## WHAT THE TASK ASKS:
Without any pictures, restate the full set of records below exactly.

═════ DATA TO USE ═════

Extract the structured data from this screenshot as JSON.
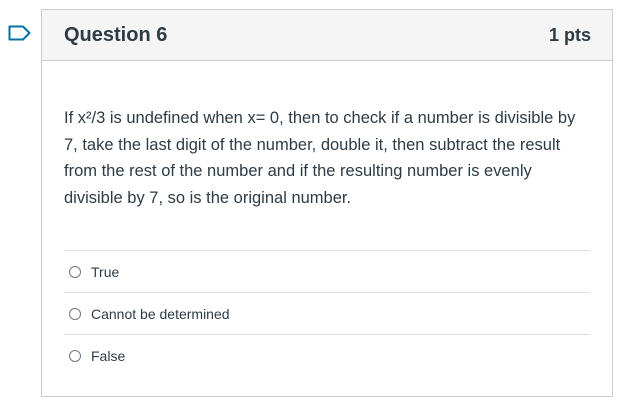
{
  "question": {
    "title": "Question 6",
    "points": "1 pts",
    "text": "If x²/3 is undefined when x= 0, then to check if a number is divisible by 7, take the last digit of the number, double it, then subtract the result from the rest of the number and if the resulting number is evenly divisible by 7, so is the original number.",
    "flag_icon": "bookmark-flag-icon",
    "flag_color": "#0770a3"
  },
  "answers": [
    {
      "label": "True"
    },
    {
      "label": "Cannot be determined"
    },
    {
      "label": "False"
    }
  ]
}
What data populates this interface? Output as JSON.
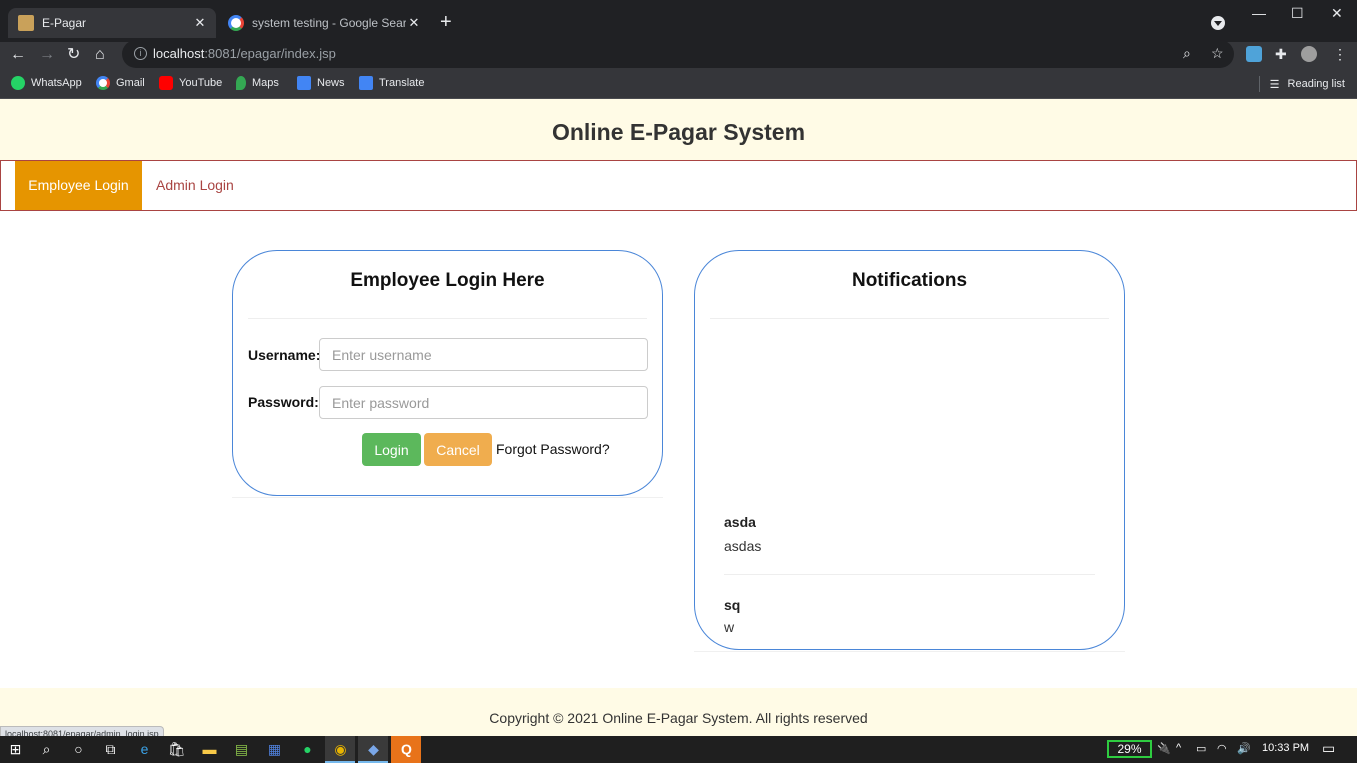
{
  "browser": {
    "tabs": [
      {
        "title": "E-Pagar",
        "active": true
      },
      {
        "title": "system testing - Google Search",
        "active": false
      }
    ],
    "url_host": "localhost",
    "url_path": ":8081/epagar/index.jsp",
    "bookmarks": [
      {
        "label": "WhatsApp",
        "icon": "whatsapp-icon",
        "color": "#25d366"
      },
      {
        "label": "Gmail",
        "icon": "google-icon",
        "color": "#ffffff"
      },
      {
        "label": "YouTube",
        "icon": "youtube-icon",
        "color": "#ff0000"
      },
      {
        "label": "Maps",
        "icon": "maps-icon",
        "color": "#34a853"
      },
      {
        "label": "News",
        "icon": "news-icon",
        "color": "#4285f4"
      },
      {
        "label": "Translate",
        "icon": "translate-icon",
        "color": "#4285f4"
      }
    ],
    "reading_list": "Reading list",
    "status_url": "localhost:8081/epagar/admin_login.jsp"
  },
  "page": {
    "title": "Online E-Pagar System",
    "nav": {
      "employee_login": "Employee Login",
      "admin_login": "Admin Login"
    },
    "login": {
      "heading": "Employee Login Here",
      "username_label": "Username:",
      "username_placeholder": "Enter username",
      "password_label": "Password:",
      "password_placeholder": "Enter password",
      "login_button": "Login",
      "cancel_button": "Cancel",
      "forgot_link": "Forgot Password?"
    },
    "notifications": {
      "heading": "Notifications",
      "items": [
        {
          "title": "asda",
          "body": "asdas"
        },
        {
          "title": "sq",
          "body": "w"
        }
      ]
    },
    "footer": "Copyright © 2021 Online E-Pagar System. All rights reserved"
  },
  "taskbar": {
    "battery": "29%",
    "time": "10:33 PM"
  },
  "colors": {
    "header_bg": "#fffbe6",
    "nav_active": "#e69500",
    "nav_border": "#a94442",
    "panel_border": "#4a86d8",
    "login_green": "#5cb85c",
    "cancel_orange": "#f0ad4e"
  }
}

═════

## RESULT OF THE EXERCISE:
Extract the structured data from this screenshot as JSON.
{
  "question": {
    "title": "Question 6",
    "points": "1 pts",
    "text": "If x²/3 is undefined when x= 0, then to check if a number is divisible by 7, take the last digit of the number, double it, then subtract the result from the rest of the number and if the resulting number is evenly divisible by 7, so is the original number.",
    "flag_icon": "bookmark-flag-icon",
    "flag_color": "#0770a3"
  },
  "answers": [
    {
      "label": "True"
    },
    {
      "label": "Cannot be determined"
    },
    {
      "label": "False"
    }
  ]
}
What data populates this interface? Output as JSON.
{
  "browser": {
    "tabs": [
      {
        "title": "E-Pagar",
        "active": true
      },
      {
        "title": "system testing - Google Search",
        "active": false
      }
    ],
    "url_host": "localhost",
    "url_path": ":8081/epagar/index.jsp",
    "bookmarks": [
      {
        "label": "WhatsApp",
        "icon": "whatsapp-icon",
        "color": "#25d366"
      },
      {
        "label": "Gmail",
        "icon": "google-icon",
        "color": "#ffffff"
      },
      {
        "label": "YouTube",
        "icon": "youtube-icon",
        "color": "#ff0000"
      },
      {
        "label": "Maps",
        "icon": "maps-icon",
        "color": "#34a853"
      },
      {
        "label": "News",
        "icon": "news-icon",
        "color": "#4285f4"
      },
      {
        "label": "Translate",
        "icon": "translate-icon",
        "color": "#4285f4"
      }
    ],
    "reading_list": "Reading list",
    "status_url": "localhost:8081/epagar/admin_login.jsp"
  },
  "page": {
    "title": "Online E-Pagar System",
    "nav": {
      "employee_login": "Employee Login",
      "admin_login": "Admin Login"
    },
    "login": {
      "heading": "Employee Login Here",
      "username_label": "Username:",
      "username_placeholder": "Enter username",
      "password_label": "Password:",
      "password_placeholder": "Enter password",
      "login_button": "Login",
      "cancel_button": "Cancel",
      "forgot_link": "Forgot Password?"
    },
    "notifications": {
      "heading": "Notifications",
      "items": [
        {
          "title": "asda",
          "body": "asdas"
        },
        {
          "title": "sq",
          "body": "w"
        }
      ]
    },
    "footer": "Copyright © 2021 Online E-Pagar System. All rights reserved"
  },
  "taskbar": {
    "battery": "29%",
    "time": "10:33 PM"
  },
  "colors": {
    "header_bg": "#fffbe6",
    "nav_active": "#e69500",
    "nav_border": "#a94442",
    "panel_border": "#4a86d8",
    "login_green": "#5cb85c",
    "cancel_orange": "#f0ad4e"
  }
}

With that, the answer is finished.